Task objective ▸ Give all the data again exactly.

Data ▸
========
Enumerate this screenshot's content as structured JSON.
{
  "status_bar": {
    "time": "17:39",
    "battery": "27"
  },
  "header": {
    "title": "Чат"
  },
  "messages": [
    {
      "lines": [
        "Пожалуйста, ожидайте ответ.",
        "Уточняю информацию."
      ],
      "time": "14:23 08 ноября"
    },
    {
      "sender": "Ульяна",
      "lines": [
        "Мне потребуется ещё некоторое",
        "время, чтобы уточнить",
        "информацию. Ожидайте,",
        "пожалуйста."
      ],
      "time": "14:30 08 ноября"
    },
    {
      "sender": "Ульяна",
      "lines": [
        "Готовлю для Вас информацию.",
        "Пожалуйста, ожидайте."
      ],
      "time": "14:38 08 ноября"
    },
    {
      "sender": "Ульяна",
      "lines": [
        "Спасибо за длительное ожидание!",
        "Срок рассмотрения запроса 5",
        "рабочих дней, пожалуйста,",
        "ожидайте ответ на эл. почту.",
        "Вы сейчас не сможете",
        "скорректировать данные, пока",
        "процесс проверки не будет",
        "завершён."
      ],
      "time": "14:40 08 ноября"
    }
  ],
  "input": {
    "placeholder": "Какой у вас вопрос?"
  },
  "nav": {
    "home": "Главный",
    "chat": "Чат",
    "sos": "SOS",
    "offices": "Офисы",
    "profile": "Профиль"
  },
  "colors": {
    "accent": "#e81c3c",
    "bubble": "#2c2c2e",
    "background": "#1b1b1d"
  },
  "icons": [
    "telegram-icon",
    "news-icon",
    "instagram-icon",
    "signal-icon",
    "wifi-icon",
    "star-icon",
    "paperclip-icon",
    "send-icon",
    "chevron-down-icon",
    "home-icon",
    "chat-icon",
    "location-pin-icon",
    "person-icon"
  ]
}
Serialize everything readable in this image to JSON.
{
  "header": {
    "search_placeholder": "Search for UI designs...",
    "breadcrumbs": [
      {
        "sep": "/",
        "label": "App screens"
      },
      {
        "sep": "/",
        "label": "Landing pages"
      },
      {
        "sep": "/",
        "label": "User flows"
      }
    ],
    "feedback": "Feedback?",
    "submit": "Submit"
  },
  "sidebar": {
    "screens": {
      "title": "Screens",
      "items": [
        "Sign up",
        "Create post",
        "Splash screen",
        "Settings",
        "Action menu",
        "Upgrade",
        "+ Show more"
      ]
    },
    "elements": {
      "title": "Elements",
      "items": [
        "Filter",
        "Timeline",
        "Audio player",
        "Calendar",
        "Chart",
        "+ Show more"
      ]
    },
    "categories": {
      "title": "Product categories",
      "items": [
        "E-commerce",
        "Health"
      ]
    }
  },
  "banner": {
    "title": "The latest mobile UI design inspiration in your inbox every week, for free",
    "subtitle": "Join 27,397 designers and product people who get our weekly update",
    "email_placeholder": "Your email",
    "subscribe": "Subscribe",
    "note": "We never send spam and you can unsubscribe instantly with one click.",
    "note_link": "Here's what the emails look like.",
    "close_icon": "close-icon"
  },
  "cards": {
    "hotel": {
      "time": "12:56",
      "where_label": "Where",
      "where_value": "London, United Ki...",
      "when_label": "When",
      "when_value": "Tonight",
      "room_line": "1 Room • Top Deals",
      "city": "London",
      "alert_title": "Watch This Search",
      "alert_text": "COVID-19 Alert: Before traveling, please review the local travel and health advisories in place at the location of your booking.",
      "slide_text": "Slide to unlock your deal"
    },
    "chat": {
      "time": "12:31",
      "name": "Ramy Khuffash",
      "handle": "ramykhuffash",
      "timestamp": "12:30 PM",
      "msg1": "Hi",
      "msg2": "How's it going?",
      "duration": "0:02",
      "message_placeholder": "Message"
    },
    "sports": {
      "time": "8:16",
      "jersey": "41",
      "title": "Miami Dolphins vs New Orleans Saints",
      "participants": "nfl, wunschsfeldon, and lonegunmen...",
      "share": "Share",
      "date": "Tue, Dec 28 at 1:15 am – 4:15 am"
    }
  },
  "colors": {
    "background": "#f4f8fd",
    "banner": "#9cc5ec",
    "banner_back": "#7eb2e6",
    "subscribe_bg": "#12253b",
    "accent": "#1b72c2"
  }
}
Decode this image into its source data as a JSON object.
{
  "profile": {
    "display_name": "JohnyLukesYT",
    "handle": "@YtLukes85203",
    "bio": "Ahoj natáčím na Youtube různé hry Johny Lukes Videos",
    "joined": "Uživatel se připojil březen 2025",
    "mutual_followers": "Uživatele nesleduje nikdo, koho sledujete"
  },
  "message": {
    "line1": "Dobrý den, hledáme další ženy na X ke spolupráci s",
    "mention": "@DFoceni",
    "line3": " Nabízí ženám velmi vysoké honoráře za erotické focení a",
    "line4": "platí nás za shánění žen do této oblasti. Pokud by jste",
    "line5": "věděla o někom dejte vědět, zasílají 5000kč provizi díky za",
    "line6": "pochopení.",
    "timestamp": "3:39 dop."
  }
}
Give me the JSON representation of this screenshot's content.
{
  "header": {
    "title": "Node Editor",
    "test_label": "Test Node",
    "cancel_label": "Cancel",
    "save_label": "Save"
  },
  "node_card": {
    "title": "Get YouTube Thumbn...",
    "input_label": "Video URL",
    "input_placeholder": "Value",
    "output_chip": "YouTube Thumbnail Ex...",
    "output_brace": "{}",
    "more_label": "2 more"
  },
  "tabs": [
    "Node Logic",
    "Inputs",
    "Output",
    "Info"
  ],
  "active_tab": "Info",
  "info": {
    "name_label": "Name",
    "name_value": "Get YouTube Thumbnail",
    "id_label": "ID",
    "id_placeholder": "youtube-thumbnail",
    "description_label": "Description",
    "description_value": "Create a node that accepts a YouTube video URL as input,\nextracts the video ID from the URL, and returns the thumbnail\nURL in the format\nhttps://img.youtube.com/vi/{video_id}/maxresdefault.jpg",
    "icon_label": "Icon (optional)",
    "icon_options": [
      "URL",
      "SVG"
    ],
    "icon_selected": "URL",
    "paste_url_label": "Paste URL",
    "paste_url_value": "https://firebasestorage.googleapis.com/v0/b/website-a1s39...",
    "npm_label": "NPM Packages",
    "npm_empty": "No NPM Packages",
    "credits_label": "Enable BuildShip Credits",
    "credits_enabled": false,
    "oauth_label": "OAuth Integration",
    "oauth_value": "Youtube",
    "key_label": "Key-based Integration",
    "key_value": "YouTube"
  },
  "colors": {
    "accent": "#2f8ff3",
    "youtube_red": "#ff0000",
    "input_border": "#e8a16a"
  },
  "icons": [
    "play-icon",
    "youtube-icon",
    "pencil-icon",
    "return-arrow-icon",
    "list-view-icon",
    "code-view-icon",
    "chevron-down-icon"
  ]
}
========
Expected answer ▸
Enumerate this screenshot's content as structured JSON.
{
  "status_bar": {
    "time": "17:39",
    "battery": "27"
  },
  "header": {
    "title": "Чат"
  },
  "messages": [
    {
      "lines": [
        "Пожалуйста, ожидайте ответ.",
        "Уточняю информацию."
      ],
      "time": "14:23 08 ноября"
    },
    {
      "sender": "Ульяна",
      "lines": [
        "Мне потребуется ещё некоторое",
        "время, чтобы уточнить",
        "информацию. Ожидайте,",
        "пожалуйста."
      ],
      "time": "14:30 08 ноября"
    },
    {
      "sender": "Ульяна",
      "lines": [
        "Готовлю для Вас информацию.",
        "Пожалуйста, ожидайте."
      ],
      "time": "14:38 08 ноября"
    },
    {
      "sender": "Ульяна",
      "lines": [
        "Спасибо за длительное ожидание!",
        "Срок рассмотрения запроса 5",
        "рабочих дней, пожалуйста,",
        "ожидайте ответ на эл. почту.",
        "Вы сейчас не сможете",
        "скорректировать данные, пока",
        "процесс проверки не будет",
        "завершён."
      ],
      "time": "14:40 08 ноября"
    }
  ],
  "input": {
    "placeholder": "Какой у вас вопрос?"
  },
  "nav": {
    "home": "Главный",
    "chat": "Чат",
    "sos": "SOS",
    "offices": "Офисы",
    "profile": "Профиль"
  },
  "colors": {
    "accent": "#e81c3c",
    "bubble": "#2c2c2e",
    "background": "#1b1b1d"
  },
  "icons": [
    "telegram-icon",
    "news-icon",
    "instagram-icon",
    "signal-icon",
    "wifi-icon",
    "star-icon",
    "paperclip-icon",
    "send-icon",
    "chevron-down-icon",
    "home-icon",
    "chat-icon",
    "location-pin-icon",
    "person-icon"
  ]
}
Serialize everything readable in this image to JSON.
{
  "header": {
    "search_placeholder": "Search for UI designs...",
    "breadcrumbs": [
      {
        "sep": "/",
        "label": "App screens"
      },
      {
        "sep": "/",
        "label": "Landing pages"
      },
      {
        "sep": "/",
        "label": "User flows"
      }
    ],
    "feedback": "Feedback?",
    "submit": "Submit"
  },
  "sidebar": {
    "screens": {
      "title": "Screens",
      "items": [
        "Sign up",
        "Create post",
        "Splash screen",
        "Settings",
        "Action menu",
        "Upgrade",
        "+ Show more"
      ]
    },
    "elements": {
      "title": "Elements",
      "items": [
        "Filter",
        "Timeline",
        "Audio player",
        "Calendar",
        "Chart",
        "+ Show more"
      ]
    },
    "categories": {
      "title": "Product categories",
      "items": [
        "E-commerce",
        "Health"
      ]
    }
  },
  "banner": {
    "title": "The latest mobile UI design inspiration in your inbox every week, for free",
    "subtitle": "Join 27,397 designers and product people who get our weekly update",
    "email_placeholder": "Your email",
    "subscribe": "Subscribe",
    "note": "We never send spam and you can unsubscribe instantly with one click.",
    "note_link": "Here's what the emails look like.",
    "close_icon": "close-icon"
  },
  "cards": {
    "hotel": {
      "time": "12:56",
      "where_label": "Where",
      "where_value": "London, United Ki...",
      "when_label": "When",
      "when_value": "Tonight",
      "room_line": "1 Room • Top Deals",
      "city": "London",
      "alert_title": "Watch This Search",
      "alert_text": "COVID-19 Alert: Before traveling, please review the local travel and health advisories in place at the location of your booking.",
      "slide_text": "Slide to unlock your deal"
    },
    "chat": {
      "time": "12:31",
      "name": "Ramy Khuffash",
      "handle": "ramykhuffash",
      "timestamp": "12:30 PM",
      "msg1": "Hi",
      "msg2": "How's it going?",
      "duration": "0:02",
      "message_placeholder": "Message"
    },
    "sports": {
      "time": "8:16",
      "jersey": "41",
      "title": "Miami Dolphins vs New Orleans Saints",
      "participants": "nfl, wunschsfeldon, and lonegunmen...",
      "share": "Share",
      "date": "Tue, Dec 28 at 1:15 am – 4:15 am"
    }
  },
  "colors": {
    "background": "#f4f8fd",
    "banner": "#9cc5ec",
    "banner_back": "#7eb2e6",
    "subscribe_bg": "#12253b",
    "accent": "#1b72c2"
  }
}
Decode this image into its source data as a JSON object.
{
  "profile": {
    "display_name": "JohnyLukesYT",
    "handle": "@YtLukes85203",
    "bio": "Ahoj natáčím na Youtube různé hry Johny Lukes Videos",
    "joined": "Uživatel se připojil březen 2025",
    "mutual_followers": "Uživatele nesleduje nikdo, koho sledujete"
  },
  "message": {
    "line1": "Dobrý den, hledáme další ženy na X ke spolupráci s",
    "mention": "@DFoceni",
    "line3": " Nabízí ženám velmi vysoké honoráře za erotické focení a",
    "line4": "platí nás za shánění žen do této oblasti. Pokud by jste",
    "line5": "věděla o někom dejte vědět, zasílají 5000kč provizi díky za",
    "line6": "pochopení.",
    "timestamp": "3:39 dop."
  }
}
Give me the JSON representation of this screenshot's content.
{
  "header": {
    "title": "Node Editor",
    "test_label": "Test Node",
    "cancel_label": "Cancel",
    "save_label": "Save"
  },
  "node_card": {
    "title": "Get YouTube Thumbn...",
    "input_label": "Video URL",
    "input_placeholder": "Value",
    "output_chip": "YouTube Thumbnail Ex...",
    "output_brace": "{}",
    "more_label": "2 more"
  },
  "tabs": [
    "Node Logic",
    "Inputs",
    "Output",
    "Info"
  ],
  "active_tab": "Info",
  "info": {
    "name_label": "Name",
    "name_value": "Get YouTube Thumbnail",
    "id_label": "ID",
    "id_placeholder": "youtube-thumbnail",
    "description_label": "Description",
    "description_value": "Create a node that accepts a YouTube video URL as input,\nextracts the video ID from the URL, and returns the thumbnail\nURL in the format\nhttps://img.youtube.com/vi/{video_id}/maxresdefault.jpg",
    "icon_label": "Icon (optional)",
    "icon_options": [
      "URL",
      "SVG"
    ],
    "icon_selected": "URL",
    "paste_url_label": "Paste URL",
    "paste_url_value": "https://firebasestorage.googleapis.com/v0/b/website-a1s39...",
    "npm_label": "NPM Packages",
    "npm_empty": "No NPM Packages",
    "credits_label": "Enable BuildShip Credits",
    "credits_enabled": false,
    "oauth_label": "OAuth Integration",
    "oauth_value": "Youtube",
    "key_label": "Key-based Integration",
    "key_value": "YouTube"
  },
  "colors": {
    "accent": "#2f8ff3",
    "youtube_red": "#ff0000",
    "input_border": "#e8a16a"
  },
  "icons": [
    "play-icon",
    "youtube-icon",
    "pencil-icon",
    "return-arrow-icon",
    "list-view-icon",
    "code-view-icon",
    "chevron-down-icon"
  ]
}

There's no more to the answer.